Meshed was first mentioned in the tenth century (earlier it was the village of Sanabad). In the 13th century it was destroyed by the Mongols. The city flourished from the 15th to the 17th centuries. Between 1736 and 1747, Meshed was the capital of the government of Nadir Shah. A holy city of the Shiites, it is the site of the tomb of Ali Reza, the eighth Shiite imam.

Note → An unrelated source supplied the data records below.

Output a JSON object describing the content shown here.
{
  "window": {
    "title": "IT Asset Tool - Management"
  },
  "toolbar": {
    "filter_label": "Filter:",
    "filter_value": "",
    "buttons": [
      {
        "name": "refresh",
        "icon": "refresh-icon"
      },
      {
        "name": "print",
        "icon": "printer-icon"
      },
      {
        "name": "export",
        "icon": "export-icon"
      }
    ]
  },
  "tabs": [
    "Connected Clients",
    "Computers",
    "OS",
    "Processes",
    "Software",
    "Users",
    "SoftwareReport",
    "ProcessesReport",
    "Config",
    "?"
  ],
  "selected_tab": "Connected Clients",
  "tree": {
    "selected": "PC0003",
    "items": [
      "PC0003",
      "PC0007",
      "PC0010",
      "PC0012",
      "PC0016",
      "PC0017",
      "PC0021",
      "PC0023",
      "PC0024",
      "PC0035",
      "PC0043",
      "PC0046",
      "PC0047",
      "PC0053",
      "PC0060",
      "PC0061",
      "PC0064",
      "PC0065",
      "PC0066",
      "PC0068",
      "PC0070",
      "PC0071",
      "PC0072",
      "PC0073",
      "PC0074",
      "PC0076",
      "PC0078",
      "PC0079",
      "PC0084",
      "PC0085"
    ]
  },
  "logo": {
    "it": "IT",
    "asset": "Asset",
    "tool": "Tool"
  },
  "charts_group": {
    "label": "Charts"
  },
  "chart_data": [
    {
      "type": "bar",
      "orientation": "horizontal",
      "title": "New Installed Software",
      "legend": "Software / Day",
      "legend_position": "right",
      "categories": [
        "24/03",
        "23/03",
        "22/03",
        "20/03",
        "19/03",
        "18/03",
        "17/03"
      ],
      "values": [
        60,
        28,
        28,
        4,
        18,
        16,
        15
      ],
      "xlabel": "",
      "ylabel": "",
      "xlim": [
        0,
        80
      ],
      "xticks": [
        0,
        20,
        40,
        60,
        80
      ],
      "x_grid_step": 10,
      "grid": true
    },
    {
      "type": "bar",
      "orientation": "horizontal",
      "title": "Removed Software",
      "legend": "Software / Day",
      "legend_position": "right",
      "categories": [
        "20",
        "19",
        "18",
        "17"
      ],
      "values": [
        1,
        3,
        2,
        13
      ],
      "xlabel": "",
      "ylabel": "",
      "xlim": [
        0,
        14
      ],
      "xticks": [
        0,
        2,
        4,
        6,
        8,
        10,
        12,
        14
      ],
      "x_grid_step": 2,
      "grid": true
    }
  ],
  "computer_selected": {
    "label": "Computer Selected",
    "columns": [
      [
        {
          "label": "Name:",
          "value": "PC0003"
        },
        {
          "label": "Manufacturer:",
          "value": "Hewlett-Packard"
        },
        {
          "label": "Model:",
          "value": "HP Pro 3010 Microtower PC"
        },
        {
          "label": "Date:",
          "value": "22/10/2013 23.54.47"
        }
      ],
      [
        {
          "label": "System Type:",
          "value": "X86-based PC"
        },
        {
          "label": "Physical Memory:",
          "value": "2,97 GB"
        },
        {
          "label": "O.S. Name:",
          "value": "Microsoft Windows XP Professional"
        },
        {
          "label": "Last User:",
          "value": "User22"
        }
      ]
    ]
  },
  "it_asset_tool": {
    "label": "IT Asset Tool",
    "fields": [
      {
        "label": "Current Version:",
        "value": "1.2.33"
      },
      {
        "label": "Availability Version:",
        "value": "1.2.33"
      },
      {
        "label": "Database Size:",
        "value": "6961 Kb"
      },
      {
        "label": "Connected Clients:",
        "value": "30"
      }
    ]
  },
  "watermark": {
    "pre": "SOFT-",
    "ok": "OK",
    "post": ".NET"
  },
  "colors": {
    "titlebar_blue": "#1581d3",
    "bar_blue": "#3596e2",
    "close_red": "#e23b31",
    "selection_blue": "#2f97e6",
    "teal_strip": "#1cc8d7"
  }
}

Noteworthy architectural monuments include the imposing religious ensemble (12th to 19th centuries) around Imam Reza’s shrine. The ensemble consists of four immense interior courtyards with two-tier arcades around the perimeter and huge iwans (Alisher Navoi, late 15th century; Shah Abbas II, 1649). Meshed is also the site of mosques (Gohar Shad, 1405–18, architects Qavam al-Din Shirazi and others), Imam Reza’s shrine (arose in the ninth century, often rebuilt), madrasahs (Do-Dar, 15th century), prayer houses, sanctuaries, libraries, and caravansaries. The walls and domes are decorated mostly with faience mosaic, painted slabs, lustrine facing, marble panels, and rolled gold. The most noteworthy 20th-century structures are the Reza Shah hospital (1965, architects H. Giahi and others) and the Nadirshah mausoleum (granite and reinforced concrete, 1961, architect Kh. Seyhun), which has an equestrian statue of the shah (bronze, sculptor A. Sadeghi).
Nearby Meshed are the Musalla mosque (1676, faience mosaic decoration), the Haji Rabi mausoleum (1622), and the Ferdousi grave (tomb pavilion, 1934).
REFERENCESBartol’d, V. V. “Istoriko-geograficheskii obzor Irana.” Soch., vol. 7. Moscow, 1971. (See index.)
Pope, A. U. Persian Architecture. London, 1965. Pages 221–25.